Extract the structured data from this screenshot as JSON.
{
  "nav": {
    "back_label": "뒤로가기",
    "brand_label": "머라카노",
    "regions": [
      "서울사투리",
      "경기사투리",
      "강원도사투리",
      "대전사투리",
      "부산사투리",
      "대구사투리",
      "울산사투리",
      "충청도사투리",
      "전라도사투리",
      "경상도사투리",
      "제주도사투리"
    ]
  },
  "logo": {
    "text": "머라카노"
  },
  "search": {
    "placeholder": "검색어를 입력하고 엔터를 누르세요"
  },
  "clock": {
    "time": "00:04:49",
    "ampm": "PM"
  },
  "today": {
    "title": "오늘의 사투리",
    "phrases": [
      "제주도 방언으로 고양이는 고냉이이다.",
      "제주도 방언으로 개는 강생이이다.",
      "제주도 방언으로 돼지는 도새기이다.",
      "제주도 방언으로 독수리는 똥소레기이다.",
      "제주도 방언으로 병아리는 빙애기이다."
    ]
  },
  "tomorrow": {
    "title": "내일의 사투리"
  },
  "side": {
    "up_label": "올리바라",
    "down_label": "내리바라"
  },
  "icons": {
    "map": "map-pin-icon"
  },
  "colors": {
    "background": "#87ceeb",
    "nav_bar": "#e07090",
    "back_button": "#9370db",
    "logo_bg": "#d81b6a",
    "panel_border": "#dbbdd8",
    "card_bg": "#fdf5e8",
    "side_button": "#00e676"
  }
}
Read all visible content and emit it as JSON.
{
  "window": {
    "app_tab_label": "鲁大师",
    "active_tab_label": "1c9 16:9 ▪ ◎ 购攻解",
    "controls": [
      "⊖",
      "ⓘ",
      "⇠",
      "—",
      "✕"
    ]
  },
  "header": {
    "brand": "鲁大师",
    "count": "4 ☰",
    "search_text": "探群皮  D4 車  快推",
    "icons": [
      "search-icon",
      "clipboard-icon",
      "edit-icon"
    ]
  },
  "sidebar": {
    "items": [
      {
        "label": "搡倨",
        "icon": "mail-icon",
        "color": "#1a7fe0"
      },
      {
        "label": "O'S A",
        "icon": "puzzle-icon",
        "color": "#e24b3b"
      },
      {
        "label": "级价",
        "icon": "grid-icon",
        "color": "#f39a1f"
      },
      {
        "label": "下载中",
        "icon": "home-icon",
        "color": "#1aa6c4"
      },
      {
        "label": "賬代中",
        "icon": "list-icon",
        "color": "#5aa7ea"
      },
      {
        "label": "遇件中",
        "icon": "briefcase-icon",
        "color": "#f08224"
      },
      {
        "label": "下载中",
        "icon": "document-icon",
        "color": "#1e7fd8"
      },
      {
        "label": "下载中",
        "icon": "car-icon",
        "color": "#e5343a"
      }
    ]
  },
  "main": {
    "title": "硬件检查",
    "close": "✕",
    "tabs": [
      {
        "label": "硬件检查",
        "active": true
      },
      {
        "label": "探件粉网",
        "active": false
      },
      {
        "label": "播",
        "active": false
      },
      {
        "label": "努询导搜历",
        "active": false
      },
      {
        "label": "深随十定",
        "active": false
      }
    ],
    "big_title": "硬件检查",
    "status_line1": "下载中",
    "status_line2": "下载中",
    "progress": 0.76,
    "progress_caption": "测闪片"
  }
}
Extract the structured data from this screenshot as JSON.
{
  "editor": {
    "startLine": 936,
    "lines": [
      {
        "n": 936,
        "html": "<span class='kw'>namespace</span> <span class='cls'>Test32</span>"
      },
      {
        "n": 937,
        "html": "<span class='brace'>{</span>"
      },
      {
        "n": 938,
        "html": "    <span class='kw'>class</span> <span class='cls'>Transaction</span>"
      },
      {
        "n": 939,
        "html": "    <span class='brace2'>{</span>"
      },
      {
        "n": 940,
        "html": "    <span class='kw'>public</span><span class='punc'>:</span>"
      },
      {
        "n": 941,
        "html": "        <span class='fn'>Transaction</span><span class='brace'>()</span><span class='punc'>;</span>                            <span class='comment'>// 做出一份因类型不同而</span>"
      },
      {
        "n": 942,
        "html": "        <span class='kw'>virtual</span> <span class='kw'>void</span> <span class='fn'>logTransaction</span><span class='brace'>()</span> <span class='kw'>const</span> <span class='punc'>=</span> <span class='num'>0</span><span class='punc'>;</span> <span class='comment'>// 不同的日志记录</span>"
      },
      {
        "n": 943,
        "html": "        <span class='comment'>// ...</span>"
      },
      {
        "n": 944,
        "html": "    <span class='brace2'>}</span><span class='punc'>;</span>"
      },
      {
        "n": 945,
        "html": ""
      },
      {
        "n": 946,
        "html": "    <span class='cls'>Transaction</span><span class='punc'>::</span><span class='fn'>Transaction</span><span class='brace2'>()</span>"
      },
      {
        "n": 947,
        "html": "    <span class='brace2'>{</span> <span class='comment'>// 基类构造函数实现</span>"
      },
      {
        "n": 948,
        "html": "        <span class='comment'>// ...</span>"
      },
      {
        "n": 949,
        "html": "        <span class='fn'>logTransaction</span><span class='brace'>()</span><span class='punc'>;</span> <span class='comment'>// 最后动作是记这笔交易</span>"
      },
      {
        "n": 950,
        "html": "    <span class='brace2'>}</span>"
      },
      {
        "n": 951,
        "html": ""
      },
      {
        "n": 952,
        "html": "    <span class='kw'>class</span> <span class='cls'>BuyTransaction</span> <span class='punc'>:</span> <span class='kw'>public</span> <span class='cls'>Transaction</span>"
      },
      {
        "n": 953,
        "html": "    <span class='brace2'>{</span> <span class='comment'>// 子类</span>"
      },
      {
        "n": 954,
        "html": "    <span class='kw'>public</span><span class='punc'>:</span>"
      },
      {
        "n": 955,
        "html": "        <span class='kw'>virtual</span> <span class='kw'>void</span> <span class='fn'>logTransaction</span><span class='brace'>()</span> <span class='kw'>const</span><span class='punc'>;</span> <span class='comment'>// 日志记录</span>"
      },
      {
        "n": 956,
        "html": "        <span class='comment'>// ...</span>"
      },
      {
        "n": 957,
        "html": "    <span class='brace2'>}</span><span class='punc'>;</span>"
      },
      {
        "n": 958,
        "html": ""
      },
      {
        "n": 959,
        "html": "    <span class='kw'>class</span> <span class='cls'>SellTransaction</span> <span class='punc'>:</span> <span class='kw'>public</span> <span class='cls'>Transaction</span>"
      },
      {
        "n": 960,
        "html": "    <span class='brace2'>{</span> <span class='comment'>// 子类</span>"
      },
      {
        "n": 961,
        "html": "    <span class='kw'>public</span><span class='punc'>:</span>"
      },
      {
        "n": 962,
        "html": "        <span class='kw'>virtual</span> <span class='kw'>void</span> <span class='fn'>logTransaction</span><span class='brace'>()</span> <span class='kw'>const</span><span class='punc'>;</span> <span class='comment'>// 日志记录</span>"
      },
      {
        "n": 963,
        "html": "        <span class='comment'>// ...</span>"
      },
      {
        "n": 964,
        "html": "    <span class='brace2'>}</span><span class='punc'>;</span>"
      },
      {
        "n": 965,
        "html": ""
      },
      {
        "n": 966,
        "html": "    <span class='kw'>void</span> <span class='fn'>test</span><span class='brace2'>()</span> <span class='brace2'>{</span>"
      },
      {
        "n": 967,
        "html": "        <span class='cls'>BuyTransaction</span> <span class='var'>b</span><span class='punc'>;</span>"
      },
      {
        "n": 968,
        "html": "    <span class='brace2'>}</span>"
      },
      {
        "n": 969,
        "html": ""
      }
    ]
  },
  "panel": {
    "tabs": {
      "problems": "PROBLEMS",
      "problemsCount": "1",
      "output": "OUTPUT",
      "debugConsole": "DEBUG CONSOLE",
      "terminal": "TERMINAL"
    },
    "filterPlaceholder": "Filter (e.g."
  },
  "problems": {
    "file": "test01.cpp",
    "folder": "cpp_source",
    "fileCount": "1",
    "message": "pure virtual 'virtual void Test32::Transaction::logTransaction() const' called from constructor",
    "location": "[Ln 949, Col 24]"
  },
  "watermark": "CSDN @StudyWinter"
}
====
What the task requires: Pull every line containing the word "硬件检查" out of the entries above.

Response below:
    "title": "硬件检查",
        "label": "硬件检查",
    "big_title": "硬件检查",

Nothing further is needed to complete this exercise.